_MATERIALS PROVIDED_
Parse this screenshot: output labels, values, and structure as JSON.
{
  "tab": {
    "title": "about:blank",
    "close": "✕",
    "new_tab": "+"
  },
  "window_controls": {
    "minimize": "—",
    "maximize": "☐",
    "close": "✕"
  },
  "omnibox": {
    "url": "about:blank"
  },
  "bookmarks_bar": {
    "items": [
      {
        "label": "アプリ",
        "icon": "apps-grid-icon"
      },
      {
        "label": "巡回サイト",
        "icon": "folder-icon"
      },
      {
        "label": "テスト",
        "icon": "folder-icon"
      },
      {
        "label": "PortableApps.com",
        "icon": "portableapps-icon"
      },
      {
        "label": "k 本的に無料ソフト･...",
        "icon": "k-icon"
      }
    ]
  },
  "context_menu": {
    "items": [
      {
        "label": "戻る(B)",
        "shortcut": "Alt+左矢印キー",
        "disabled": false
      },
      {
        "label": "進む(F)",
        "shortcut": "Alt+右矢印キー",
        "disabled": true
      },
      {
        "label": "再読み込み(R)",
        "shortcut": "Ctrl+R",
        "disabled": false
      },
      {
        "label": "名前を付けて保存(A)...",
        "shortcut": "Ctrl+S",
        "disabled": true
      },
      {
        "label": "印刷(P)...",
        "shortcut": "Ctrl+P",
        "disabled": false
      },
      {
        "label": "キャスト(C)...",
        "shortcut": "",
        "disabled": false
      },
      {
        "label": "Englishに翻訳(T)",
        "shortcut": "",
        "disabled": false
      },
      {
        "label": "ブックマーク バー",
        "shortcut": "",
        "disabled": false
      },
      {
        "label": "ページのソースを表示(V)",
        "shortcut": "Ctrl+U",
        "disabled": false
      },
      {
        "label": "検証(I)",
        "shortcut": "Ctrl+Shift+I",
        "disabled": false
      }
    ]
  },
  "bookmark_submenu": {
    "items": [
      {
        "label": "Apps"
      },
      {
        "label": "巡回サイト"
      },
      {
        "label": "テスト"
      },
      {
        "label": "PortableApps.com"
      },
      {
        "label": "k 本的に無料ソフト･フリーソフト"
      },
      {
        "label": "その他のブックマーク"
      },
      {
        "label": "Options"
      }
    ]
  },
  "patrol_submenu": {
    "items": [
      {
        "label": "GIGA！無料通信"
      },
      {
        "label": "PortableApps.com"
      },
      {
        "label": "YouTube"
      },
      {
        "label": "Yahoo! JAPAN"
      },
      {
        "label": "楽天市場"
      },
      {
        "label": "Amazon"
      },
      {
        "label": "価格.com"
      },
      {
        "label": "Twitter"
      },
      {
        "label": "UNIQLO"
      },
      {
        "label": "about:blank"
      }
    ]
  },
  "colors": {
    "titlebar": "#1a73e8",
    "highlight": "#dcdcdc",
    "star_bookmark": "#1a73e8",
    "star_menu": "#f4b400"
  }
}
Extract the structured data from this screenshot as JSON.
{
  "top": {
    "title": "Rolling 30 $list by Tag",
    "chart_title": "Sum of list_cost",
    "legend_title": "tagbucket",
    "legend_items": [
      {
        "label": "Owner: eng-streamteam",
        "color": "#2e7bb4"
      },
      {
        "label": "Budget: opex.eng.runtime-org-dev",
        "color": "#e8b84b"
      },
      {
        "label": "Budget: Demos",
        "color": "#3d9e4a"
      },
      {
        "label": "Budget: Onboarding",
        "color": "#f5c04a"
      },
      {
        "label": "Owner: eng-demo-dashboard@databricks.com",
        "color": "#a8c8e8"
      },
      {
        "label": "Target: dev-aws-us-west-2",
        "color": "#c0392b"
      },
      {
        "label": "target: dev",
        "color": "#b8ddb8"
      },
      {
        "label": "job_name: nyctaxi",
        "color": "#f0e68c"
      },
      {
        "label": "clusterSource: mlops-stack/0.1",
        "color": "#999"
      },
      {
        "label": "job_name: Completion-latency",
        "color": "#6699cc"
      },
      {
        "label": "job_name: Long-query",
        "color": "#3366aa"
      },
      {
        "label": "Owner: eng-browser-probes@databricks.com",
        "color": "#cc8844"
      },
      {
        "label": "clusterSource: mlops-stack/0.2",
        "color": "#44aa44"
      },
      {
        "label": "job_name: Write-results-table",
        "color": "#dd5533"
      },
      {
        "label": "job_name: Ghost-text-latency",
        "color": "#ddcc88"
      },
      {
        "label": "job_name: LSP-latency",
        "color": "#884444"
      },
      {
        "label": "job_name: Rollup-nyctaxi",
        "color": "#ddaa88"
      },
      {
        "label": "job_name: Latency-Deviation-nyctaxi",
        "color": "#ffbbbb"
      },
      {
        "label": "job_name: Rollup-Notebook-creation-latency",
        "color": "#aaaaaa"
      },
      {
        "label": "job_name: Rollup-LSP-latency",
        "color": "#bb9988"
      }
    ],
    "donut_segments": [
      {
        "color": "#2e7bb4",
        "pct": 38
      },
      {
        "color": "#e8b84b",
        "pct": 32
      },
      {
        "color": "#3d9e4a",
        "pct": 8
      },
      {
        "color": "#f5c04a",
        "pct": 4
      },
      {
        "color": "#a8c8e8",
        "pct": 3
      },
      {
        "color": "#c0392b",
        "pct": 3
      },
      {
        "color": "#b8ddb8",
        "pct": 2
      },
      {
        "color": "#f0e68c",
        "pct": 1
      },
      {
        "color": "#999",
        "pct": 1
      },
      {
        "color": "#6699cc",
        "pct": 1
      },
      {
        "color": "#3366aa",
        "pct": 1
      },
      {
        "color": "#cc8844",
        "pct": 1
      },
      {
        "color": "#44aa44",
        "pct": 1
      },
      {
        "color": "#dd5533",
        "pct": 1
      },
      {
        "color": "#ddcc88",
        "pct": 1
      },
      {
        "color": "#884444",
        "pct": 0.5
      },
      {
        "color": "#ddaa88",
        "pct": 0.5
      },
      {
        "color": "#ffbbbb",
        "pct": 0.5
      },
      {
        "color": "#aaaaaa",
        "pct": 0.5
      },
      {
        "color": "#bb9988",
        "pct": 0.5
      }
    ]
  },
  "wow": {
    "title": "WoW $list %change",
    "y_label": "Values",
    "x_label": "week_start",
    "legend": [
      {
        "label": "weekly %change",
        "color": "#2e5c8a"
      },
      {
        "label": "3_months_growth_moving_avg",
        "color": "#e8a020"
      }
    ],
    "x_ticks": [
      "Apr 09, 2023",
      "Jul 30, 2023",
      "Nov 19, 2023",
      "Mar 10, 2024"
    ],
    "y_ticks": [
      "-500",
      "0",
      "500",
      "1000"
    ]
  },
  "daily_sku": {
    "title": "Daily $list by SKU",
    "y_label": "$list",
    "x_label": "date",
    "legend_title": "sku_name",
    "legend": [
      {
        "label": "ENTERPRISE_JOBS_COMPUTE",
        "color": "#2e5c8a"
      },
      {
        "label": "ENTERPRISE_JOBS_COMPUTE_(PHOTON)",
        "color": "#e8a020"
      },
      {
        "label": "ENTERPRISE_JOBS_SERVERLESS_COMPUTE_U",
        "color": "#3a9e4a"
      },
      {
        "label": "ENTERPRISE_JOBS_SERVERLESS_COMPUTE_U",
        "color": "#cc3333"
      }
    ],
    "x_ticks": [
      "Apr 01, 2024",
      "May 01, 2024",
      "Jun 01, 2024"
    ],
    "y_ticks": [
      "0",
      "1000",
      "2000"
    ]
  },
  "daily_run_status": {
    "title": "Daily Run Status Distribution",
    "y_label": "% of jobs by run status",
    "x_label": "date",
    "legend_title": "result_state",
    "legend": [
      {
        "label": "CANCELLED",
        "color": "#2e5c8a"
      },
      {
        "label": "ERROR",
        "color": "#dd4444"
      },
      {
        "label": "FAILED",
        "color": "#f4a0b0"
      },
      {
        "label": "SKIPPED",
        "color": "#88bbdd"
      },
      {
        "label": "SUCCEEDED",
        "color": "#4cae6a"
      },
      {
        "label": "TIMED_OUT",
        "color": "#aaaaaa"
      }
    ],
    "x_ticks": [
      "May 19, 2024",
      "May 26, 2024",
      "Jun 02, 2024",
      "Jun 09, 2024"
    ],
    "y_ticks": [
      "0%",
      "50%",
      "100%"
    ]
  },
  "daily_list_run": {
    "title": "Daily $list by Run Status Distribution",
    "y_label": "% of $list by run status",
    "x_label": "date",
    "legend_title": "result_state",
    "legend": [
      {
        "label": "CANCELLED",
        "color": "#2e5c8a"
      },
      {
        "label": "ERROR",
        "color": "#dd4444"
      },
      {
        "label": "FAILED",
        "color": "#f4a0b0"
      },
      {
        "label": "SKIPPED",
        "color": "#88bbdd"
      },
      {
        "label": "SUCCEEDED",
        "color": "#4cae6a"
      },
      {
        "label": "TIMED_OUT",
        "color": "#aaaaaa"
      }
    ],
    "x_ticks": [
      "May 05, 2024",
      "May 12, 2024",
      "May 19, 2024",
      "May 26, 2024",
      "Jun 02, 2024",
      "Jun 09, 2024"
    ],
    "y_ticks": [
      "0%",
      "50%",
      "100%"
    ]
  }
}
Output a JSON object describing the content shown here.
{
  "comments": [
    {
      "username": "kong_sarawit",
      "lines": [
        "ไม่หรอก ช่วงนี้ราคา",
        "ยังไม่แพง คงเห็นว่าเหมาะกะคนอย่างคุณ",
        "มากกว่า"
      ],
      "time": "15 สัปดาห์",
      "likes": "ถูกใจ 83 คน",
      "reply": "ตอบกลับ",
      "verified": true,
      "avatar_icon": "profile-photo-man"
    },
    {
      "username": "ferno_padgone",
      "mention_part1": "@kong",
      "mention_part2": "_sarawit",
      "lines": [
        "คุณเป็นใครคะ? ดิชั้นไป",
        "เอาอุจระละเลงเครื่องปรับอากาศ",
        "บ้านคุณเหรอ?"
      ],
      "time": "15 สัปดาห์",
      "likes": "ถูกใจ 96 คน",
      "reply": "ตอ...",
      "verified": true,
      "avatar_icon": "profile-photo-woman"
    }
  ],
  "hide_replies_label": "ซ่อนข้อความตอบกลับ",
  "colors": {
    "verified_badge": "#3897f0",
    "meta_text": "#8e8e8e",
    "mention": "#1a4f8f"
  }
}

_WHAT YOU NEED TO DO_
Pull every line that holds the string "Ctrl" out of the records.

_OUTPUT_
        "shortcut": "Ctrl+R",
        "shortcut": "Ctrl+S",
        "shortcut": "Ctrl+P",
        "shortcut": "Ctrl+U",
        "shortcut": "Ctrl+Shift+I",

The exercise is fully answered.